Ready to Cycle Cross Country? Here’s How to Get Started

If you’re making plans to cross country cycle during your vacation, then you are not alone. The growing popularity of cycling, for reasons from commuting to vacationing, has led to an increase in methods, equipment options, and opportunities for riders. Local bicycle shops will often offer group riding experiences while resorts and clubs with beautiful riding country around them, will sometimes offer single-day rides or lengthy tours. You don’t have to go with a company to enjoy a cross country tour, though. With enough planning and training, both physically and mentally, you can make an exciting cycling journey that is all your own. 


Plan Your Route 

It is important to decide early on where you plan to make your ride. Your route will have a serious effect on both the planning and training for your trip. If you book a tour through a resort or travel company, they may have much of the planning done for you, with preset stopping points and provisions ready for each leg of the journey.  

If you plan your own route, you will need to judge how far you will go each day and if you will be using roadways or off-road trails. Knowing whether you will camp throughout your journey or have hotel rooms lined out along the way is a crucial point of planning. This will allow you to plan whether you need to pack your prescription cycling sunglasses or an entire pack of weather-ready gear. If you are riding with others, coming up with a plan that suits the needs and abilities of the group will be paramount to reaching the team’s goals each day. 

Plan Your Routine 

Once you know where you will be riding and how long you will go each day, your training routine can be built to get you to a point where you will be able to bear the journey. You obviously won’t be going from riding two miles a day to 60 miles a day. Changing your habits day by day to increase the distance you are able to ride is an excellent training strategy. If you can’t ride long distances every day, due to set work hours or family obligations, try to incorporate some riding into your daily routine and keep the endurance training for when you have more time. Even working with a spinning class can keep the muscles tuned for those longer rides. 

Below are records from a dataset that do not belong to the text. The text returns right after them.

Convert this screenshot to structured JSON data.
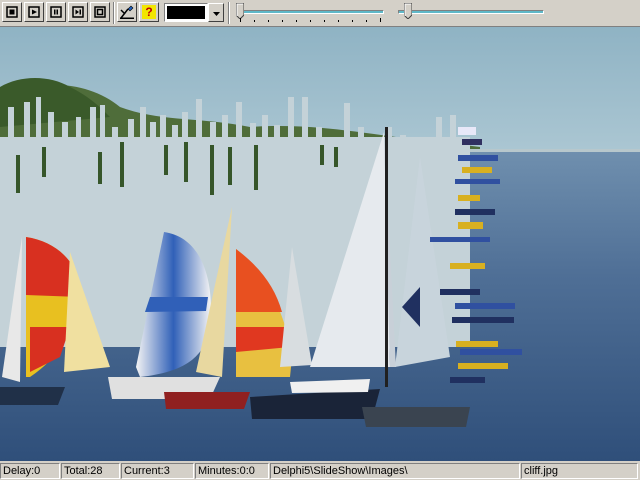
{
  "toolbar": {
    "buttons": [
      {
        "name": "stop-icon"
      },
      {
        "name": "play-icon"
      },
      {
        "name": "pause-icon"
      },
      {
        "name": "step-icon"
      },
      {
        "name": "fullscreen-icon"
      },
      {
        "name": "settings-icon"
      },
      {
        "name": "help-icon"
      }
    ],
    "help_glyph": "?",
    "color_value": "#000000"
  },
  "status": {
    "delay": "Delay:0",
    "total": "Total:28",
    "current": "Current:3",
    "minutes": "Minutes:0:0",
    "path": "Delphi5\\SlideShow\\Images\\",
    "file": "cliff.jpg"
  },
  "colors": {
    "window_bg": "#d4d0c8",
    "track_fill": "#5fb8c8"
  }
}
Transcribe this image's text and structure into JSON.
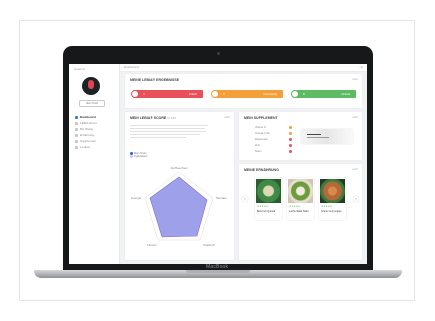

Building up your route and your routine are both critical elements when preparing for a long-distance bike ride. Before you set out, be sure to prepare every aspect of your journey to ensure a pleasant, safe, and exciting tour.